This study investigated the characteristics of job satisfaction that lead to commitment and longevity in the Catholic school system for full-time Catholic elementary school lay teachers. The study was conducted using 339 teachers in the Archdiocese of New York who were part of the Catholic school system for 10 or more years. Data were collected through survey questionnaires and interviews. Using a theoretical framework relevant to job satisfaction, motivation, and adult development, the data were analyzed to determine how teachers are influenced by the work, the workplace, and other members in the workplace in determining their job satisfaction. The results of the study indicated that Catholic elementary school lay teachers place high priority on characteristics such as autonomy, administrative recognition and support, student motivation, and positive relationships with colleagues. Participants also stated that these characteristics are the conditions of the Catholic school system that encourage them to remain in Catholic school teaching. For the Catholic elementary school lay teachers in this study, commitment stems from the cultural bonds between the teacher and the school that reflect the shared values and beliefs held by both.
Creative Commons License
This work is licensed under a Creative Commons Attribution 3.0 License.
Squillini, C. (2001). Teacher Commitment and Longevity in Catholic Schools.
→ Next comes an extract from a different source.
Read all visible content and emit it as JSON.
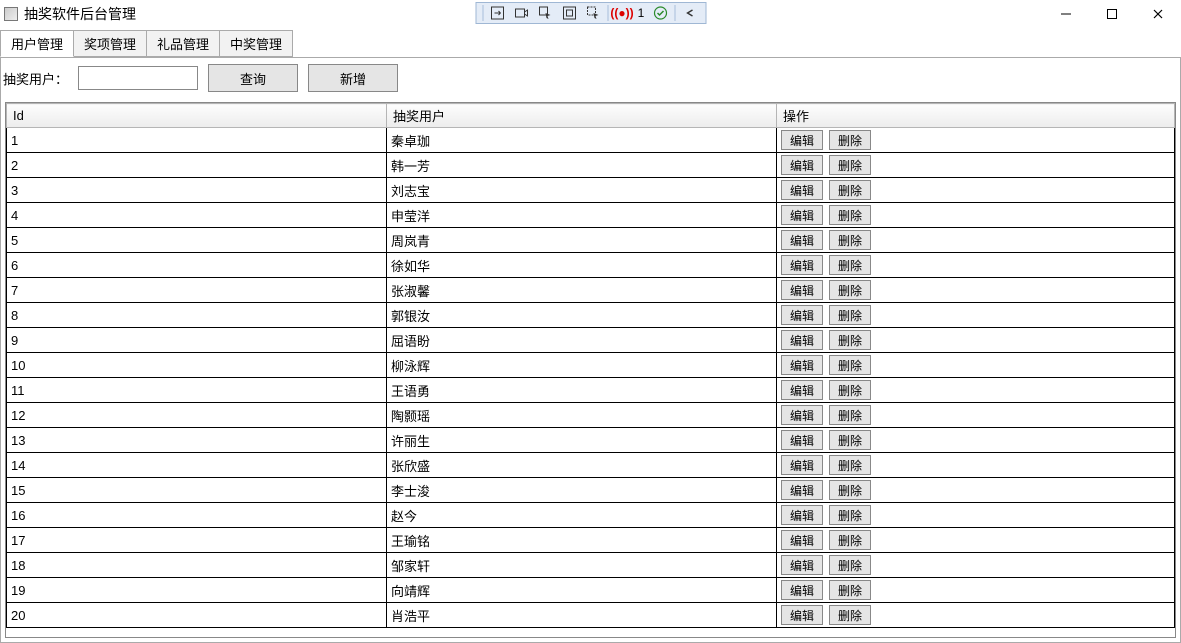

Journal of Catholic Education, 4 (3). Retrieved from http://digitalcommons.lmu.edu/ce/vol4/iss3/9